[Saved data entries]
= Beginning of Section =

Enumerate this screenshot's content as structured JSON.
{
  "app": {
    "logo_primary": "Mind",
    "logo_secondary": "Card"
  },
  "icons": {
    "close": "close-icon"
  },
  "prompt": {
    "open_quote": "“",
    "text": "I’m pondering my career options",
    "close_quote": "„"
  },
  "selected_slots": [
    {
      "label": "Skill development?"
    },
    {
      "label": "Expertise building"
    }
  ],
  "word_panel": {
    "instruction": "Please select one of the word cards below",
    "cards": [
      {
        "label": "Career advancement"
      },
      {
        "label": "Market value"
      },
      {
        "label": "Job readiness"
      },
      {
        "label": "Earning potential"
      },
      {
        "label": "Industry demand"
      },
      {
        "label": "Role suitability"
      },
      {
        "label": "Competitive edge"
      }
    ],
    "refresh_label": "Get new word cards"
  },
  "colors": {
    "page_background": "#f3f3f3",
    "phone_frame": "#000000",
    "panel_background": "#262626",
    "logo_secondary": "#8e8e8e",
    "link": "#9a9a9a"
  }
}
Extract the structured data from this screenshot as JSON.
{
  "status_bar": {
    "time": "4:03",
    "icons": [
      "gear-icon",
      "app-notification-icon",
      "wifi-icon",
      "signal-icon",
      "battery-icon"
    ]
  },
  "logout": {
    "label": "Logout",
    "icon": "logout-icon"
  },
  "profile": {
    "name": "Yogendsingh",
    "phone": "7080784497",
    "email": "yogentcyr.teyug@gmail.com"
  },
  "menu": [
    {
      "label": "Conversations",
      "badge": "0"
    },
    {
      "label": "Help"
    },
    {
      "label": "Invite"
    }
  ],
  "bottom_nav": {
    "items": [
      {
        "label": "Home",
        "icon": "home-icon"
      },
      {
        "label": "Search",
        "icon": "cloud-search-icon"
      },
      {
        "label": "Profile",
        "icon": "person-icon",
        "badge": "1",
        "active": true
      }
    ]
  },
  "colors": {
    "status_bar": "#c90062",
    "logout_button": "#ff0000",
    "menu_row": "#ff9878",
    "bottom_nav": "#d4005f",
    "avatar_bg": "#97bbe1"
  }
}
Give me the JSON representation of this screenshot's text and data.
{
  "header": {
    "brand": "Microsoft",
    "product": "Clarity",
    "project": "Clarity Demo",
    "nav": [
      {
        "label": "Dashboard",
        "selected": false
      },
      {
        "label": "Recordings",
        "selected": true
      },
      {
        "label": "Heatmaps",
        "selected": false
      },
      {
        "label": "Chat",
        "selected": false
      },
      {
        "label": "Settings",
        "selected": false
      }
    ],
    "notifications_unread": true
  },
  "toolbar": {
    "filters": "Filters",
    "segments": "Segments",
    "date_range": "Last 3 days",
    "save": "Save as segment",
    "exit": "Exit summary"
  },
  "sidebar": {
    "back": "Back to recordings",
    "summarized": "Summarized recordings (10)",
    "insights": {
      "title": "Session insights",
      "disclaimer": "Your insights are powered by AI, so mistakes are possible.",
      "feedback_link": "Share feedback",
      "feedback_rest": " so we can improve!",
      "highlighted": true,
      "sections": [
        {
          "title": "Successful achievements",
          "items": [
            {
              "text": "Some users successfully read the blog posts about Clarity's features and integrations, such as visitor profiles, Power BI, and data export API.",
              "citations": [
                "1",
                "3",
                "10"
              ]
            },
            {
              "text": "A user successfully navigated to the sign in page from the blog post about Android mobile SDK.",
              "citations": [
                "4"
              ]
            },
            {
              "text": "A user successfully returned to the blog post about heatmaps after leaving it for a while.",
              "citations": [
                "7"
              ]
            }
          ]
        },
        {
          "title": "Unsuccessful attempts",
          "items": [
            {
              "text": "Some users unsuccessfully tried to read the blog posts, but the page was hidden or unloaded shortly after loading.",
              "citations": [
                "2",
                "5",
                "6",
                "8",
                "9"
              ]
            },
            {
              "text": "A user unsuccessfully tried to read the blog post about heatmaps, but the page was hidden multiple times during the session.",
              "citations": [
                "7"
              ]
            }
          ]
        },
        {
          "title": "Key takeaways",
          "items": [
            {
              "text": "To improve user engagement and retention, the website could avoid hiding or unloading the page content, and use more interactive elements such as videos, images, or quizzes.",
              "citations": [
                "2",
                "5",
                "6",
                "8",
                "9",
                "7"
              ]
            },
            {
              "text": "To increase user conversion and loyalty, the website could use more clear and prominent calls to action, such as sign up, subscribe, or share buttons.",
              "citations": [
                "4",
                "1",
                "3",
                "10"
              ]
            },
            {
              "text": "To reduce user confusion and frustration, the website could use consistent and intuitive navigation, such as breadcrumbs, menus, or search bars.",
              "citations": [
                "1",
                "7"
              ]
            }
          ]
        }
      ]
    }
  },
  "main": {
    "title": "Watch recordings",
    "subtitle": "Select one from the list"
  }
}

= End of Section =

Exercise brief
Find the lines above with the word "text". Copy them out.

Finished exercise
    "text": "I’m pondering my career options",
Give me the JSON representation of this screenshot's text and data.
              "text": "Some users successfully read the blog posts about Clarity's features and integrations, such as visitor profiles, Power BI, and data export API.",
              "text": "A user successfully navigated to the sign in page from the blog post about Android mobile SDK.",
              "text": "A user successfully returned to the blog post about heatmaps after leaving it for a while.",
              "text": "Some users unsuccessfully tried to read the blog posts, but the page was hidden or unloaded shortly after loading.",
              "text": "A user unsuccessfully tried to read the blog post about heatmaps, but the page was hidden multiple times during the session.",
              "text": "To improve user engagement and retention, the website could avoid hiding or unloading the page content, and use more interactive elements such as videos, images, or quizzes.",
              "text": "To increase user conversion and loyalty, the website could use more clear and prominent calls to action, such as sign up, subscribe, or share buttons.",
              "text": "To reduce user confusion and frustration, the website could use consistent and intuitive navigation, such as breadcrumbs, menus, or search bars.",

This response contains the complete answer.